Transfer Boeing Former Employer 401k to a Self-Directed Solo 401k Plan


I have a 401K plan with my former company (Boeing) that I would like to see about moving into a Solo 401K that I would be able to control personally and have the ability to access at a moment’s notice.
This, I understand, would require me to create a LLC so that I then could subsequently create the Solo 401K.
I need to figure out all the steps to do this…any dangers/pitfalls in doing this.  I would have my LLC with myself and my wife (initially) as “employees” and would plan on investing in property.


While a former employer 401k plan from an employer such as Boeing qualifies to be transferred to a self-directed solo 401k plan  for investing in alternative investments such as real estate, for example, the first step in the solo 401k discovery process is to understand the solo 401k eligibility rules.

In order to participate in a solo 401k plan, you have to be an owner-employee of the business with no full-time W-2 employees. This eligibility requirement also extends to other businesses that you may own and operate. For example, if you own two businesses and one of those businesses employees non-owner, full-time W-2 employees, you would not qualify for a solo 401k plan even if the other business does not employee any full-time, non owner W-2 employees.

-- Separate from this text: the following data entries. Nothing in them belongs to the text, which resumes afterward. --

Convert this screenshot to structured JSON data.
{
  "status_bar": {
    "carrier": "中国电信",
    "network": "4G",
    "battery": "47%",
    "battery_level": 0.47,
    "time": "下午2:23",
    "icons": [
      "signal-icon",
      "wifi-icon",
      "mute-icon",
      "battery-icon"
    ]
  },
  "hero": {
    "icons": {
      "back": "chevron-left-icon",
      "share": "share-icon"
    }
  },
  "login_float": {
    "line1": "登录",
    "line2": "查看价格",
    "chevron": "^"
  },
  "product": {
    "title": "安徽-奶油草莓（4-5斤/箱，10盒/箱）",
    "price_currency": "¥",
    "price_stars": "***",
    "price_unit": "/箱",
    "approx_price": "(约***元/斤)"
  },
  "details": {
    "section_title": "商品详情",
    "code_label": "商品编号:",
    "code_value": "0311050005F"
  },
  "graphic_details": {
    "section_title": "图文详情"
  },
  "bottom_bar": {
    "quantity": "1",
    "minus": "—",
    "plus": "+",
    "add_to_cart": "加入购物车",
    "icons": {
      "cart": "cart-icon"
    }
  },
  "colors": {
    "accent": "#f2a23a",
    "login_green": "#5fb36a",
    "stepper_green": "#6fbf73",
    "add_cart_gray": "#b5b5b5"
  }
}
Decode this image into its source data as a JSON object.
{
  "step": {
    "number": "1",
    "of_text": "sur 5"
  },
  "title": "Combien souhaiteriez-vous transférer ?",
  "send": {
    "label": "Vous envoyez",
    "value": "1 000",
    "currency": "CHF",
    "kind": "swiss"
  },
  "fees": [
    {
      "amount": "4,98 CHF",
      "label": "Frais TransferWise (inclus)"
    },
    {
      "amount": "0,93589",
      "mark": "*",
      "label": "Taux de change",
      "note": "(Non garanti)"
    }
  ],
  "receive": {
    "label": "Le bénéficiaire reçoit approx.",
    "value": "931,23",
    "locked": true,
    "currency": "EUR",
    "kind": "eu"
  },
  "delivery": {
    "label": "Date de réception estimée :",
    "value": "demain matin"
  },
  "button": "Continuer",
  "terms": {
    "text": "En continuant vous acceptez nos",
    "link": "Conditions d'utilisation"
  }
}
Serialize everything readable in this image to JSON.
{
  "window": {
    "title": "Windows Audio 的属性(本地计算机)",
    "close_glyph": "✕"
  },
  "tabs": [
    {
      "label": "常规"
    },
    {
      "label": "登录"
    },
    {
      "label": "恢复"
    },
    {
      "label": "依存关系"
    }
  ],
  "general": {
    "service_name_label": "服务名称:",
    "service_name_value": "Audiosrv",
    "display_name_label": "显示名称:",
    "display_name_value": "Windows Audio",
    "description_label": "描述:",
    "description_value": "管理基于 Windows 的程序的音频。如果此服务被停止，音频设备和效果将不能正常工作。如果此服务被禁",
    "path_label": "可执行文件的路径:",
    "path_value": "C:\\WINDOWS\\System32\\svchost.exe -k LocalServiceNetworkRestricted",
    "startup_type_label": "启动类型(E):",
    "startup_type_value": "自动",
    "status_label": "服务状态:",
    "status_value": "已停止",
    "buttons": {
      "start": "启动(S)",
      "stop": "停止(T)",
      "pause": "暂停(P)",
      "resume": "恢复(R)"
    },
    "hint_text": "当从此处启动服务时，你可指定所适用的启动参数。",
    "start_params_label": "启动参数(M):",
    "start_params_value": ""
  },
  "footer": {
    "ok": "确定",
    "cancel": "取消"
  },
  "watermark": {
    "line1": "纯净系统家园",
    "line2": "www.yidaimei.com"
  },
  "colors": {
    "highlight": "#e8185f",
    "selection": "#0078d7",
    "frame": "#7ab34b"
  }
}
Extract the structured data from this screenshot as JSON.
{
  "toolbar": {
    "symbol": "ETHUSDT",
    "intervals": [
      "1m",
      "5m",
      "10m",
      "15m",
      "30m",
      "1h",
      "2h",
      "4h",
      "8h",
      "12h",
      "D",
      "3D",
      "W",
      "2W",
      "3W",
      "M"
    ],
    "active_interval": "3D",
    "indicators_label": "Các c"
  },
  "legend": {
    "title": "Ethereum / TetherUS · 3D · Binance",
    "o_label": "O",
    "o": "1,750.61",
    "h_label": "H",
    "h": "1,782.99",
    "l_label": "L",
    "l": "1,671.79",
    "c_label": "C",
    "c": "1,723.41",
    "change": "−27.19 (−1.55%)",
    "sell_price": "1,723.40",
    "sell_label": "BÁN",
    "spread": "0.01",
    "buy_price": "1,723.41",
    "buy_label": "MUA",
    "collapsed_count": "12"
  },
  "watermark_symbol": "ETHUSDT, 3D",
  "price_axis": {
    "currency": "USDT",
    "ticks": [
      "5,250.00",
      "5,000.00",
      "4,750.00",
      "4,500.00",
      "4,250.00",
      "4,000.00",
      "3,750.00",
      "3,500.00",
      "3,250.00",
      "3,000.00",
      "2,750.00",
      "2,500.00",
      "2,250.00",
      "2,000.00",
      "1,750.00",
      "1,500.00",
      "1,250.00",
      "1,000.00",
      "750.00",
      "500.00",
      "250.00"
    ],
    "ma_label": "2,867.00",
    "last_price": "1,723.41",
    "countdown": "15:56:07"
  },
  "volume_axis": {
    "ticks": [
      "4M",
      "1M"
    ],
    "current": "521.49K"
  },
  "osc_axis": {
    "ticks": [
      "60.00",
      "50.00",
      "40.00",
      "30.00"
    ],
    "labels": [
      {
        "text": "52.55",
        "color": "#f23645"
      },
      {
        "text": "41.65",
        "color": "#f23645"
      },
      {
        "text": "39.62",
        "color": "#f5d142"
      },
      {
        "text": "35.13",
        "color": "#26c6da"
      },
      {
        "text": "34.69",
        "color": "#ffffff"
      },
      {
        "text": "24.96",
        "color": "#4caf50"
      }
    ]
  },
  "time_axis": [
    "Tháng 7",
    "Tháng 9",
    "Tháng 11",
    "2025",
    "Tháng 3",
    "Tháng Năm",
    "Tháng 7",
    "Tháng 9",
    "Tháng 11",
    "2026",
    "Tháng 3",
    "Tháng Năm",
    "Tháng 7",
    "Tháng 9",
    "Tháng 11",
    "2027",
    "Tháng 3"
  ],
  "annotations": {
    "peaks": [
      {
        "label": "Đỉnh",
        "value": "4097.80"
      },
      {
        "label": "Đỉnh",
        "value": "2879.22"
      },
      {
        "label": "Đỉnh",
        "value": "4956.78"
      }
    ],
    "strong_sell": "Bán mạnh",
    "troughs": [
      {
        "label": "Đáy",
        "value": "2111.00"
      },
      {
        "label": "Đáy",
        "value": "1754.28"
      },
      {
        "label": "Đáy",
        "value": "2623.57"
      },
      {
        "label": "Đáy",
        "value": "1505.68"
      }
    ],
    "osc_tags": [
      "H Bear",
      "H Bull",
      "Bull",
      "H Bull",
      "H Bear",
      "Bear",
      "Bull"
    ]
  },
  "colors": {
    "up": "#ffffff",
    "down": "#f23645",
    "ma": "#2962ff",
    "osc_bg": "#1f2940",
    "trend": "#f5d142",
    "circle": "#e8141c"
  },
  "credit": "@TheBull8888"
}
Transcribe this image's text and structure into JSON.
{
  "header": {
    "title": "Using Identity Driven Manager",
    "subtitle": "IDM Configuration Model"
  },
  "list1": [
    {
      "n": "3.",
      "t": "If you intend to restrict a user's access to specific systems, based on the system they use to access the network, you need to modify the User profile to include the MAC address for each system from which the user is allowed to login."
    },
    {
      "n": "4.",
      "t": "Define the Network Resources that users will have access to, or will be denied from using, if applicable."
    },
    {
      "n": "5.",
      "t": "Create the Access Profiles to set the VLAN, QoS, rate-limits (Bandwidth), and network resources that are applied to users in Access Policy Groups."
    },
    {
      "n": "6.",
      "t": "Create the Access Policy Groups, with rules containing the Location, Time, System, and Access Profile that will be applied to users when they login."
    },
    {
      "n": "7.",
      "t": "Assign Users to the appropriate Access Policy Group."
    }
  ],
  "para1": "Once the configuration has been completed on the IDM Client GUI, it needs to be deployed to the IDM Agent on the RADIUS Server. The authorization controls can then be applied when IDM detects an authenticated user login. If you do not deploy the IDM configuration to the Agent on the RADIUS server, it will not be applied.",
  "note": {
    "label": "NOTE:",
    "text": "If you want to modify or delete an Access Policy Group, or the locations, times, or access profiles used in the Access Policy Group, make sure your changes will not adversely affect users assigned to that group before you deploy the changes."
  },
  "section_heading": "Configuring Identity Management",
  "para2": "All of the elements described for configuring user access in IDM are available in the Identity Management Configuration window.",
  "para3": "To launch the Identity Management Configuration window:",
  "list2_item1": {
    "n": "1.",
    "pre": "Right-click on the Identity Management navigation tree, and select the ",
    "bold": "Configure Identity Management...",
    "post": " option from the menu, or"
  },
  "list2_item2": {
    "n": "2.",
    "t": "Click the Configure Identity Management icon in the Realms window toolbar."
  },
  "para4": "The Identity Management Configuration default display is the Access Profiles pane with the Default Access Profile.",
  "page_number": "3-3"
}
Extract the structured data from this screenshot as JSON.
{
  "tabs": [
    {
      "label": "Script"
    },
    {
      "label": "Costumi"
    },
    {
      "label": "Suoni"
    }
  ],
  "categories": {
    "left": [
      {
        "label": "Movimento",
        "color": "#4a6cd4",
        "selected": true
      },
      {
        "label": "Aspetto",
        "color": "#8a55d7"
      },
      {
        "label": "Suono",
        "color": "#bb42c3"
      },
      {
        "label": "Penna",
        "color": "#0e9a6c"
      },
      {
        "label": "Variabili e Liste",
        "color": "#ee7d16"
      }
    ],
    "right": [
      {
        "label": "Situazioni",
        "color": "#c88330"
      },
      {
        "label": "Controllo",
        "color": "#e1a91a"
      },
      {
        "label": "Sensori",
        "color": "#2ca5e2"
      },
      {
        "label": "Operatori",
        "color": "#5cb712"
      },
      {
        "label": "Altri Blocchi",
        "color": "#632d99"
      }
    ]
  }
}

This multiple employer rule is known as the controlled group rule.

With respect to your particular scenario,  you and your wife can participate in the same solo 401k plan if you are both performing self-employment activity (material services) under the same self-employed business. What is more, the self-employed business entity type can be a sole proprietorship, LLC, Patership or Corporation.  The income generated would be reported as earned income on your taxes.

In contrast, any investing (e.g., real estate) done through the Solo 401k would be considered passive and not be considered self-employment, nor would the income be considered earned income. Instead, the income would flow back to the solo 401k and continue to grow on a tax deferred basis. To learn more about the solo 401k eligibility requirements, please click here.

On July 29, 2020 the IRS issued a reminder that the Coronavirus Aid, Relief, and Economic Security (CARES) Act can help eligible taxpayers access funds from retirement plans and IRAs

The IRS issued a reminder on July 29, 2020 that retirement account (e.g., solo 401k plans) and IRA account holders affected by COVID-19 may be able to access their retirement funds under the Coronavirus Aid, Relief, and Economic Security (CARES) Act, provided they meet one of COVID-19 requirements (see below).

The Deadline

As the law currently stands under the CARES Act, self-employed individuals eligible for coronavirus-related relief may be able to withdraw up to $100,000 from IRAs or their self-employed solo 401k plans before December 31, 2020.

Important Note: The $100,000 maximum distribution does not apply per IRA or per solo 401k plan. Instead, the $100,000 is aggregated between your IRAs and your solo 401k plan.

Things to know about the coronavirus-related distributions:

  • May be included in taxable income either over a three-year period (one-third each year) or in the year taken, at the individual’s option.
  • Are not subject to the 10% additional tax on early distributions that would otherwise apply to most withdrawals before age 59½,
  • Are not subject to mandatory tax withholding, and
  • May be repaid to an IRA or solo 401k plan within three years.

Taking a Solo 401k Participant Loan

Self-employed Individuals who participate in a solo 401k plan and qualify for COVID-19 relief  may also, until September 22, 2020, be able to borrow as much as $100,000 (up from $50,000) from their solo 401k plan. Loans are not available from an IRA.

Tip: Since a solo 401k plan  is for owner-only businesses and their spouses with no full-time W-2 employees, each participant can borrow up to 100,000 from their respective solo 401k funds. Therefore, if both spouses have funds in the same solo 401k plan, they can each borrow $100,000 from their respective participant funds under the solo 401k plan.

More Information


CARES Act Further Broken Down

Solo 401k Participant Loan 

Solo 401k Distributions

Spreading the Income Tax Over 3 Years

June 19, 2020 IRS Notice 2020-50

IRS Notice 2020-51 Extends RMD Rollover Period to August 31, 2020